Substance Use Disorder and Housing

The housing crisis in the United States seems to be worse than ever, as many individuals and families lost their usual sources of income during the pandemic. The housing crisis affects families and children; leading them to live in unstable conditions and experience constant stress about the future of their housing situation.

In addition to mental and physical stability, housing is crucial for people in recovery of substance use disorders. Displacement can lead to relapses as people deal with unstable living conditions, including experiencing homelessness. Even though there are current policies that are limiting evictions during the pandemic, many people are unaware of these policies, and do not feel empowered to advocate for themselves.

Now that some members of society are considering the pandemic to have ended, housing protection policies may become less reliable. As we approach these hard times, you may think of someone you know who is struggling with housing stress alongside substance abuse disorder and offer your support. Currently, there are policies in place to prevent eviction; these policies rely on word of mouth awareness efforts to ensure that people are empowered to advocate for their rights.

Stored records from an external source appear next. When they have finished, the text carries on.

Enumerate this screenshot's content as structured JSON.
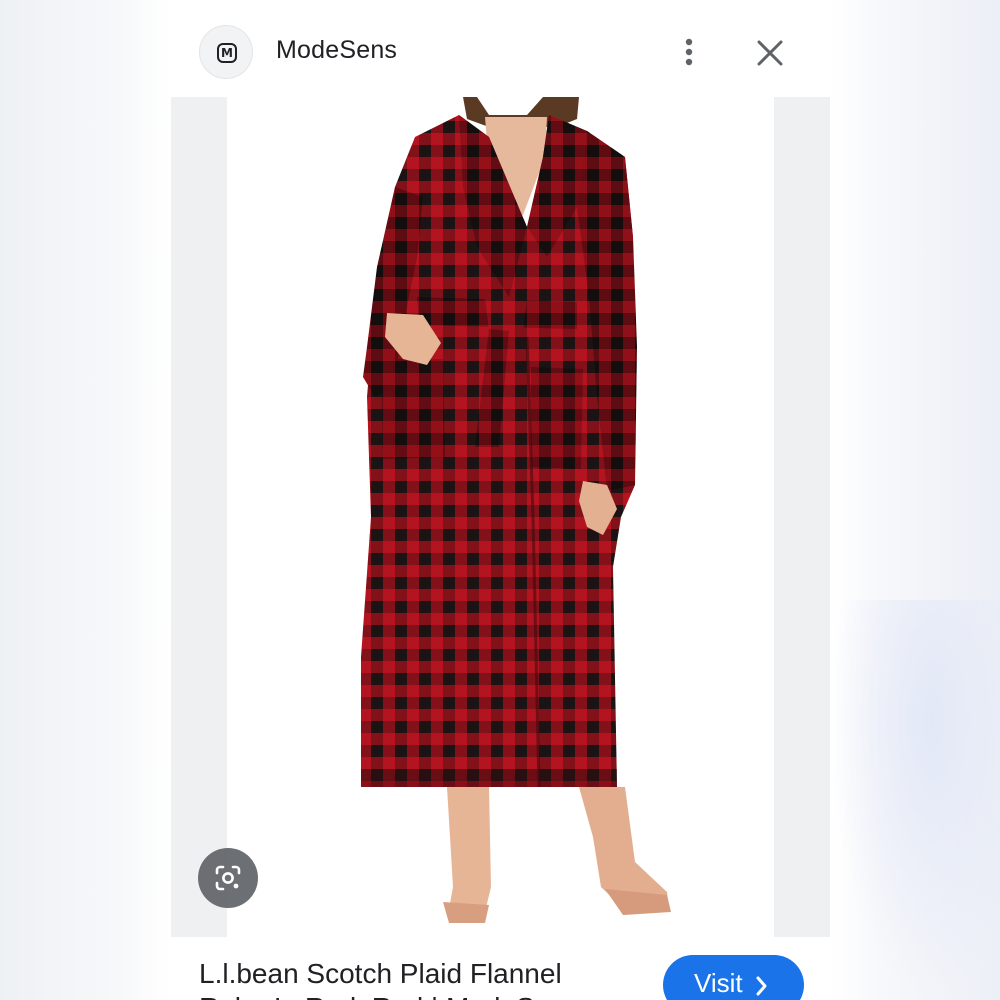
{
  "header": {
    "logo_letter": "M",
    "site_name": "ModeSens",
    "more_icon": "more-vert-icon",
    "close_icon": "close-icon"
  },
  "image": {
    "subject": "red-black-plaid-flannel-robe",
    "lens_icon": "google-lens-icon"
  },
  "product": {
    "title_line1": "L.l.bean Scotch Plaid Flannel",
    "title_line2": "Robe In Red. Red | ModeSens"
  },
  "actions": {
    "visit_label": "Visit",
    "visit_icon": "chevron-right-icon"
  },
  "colors": {
    "accent": "#1a73e8",
    "plaid_red": "#b3141f",
    "plaid_dark": "#2a1414",
    "text": "#202124"
  }
}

You may not be able to resolve the housing crisis as a whole, but you can help those around you take action to avoid eviction.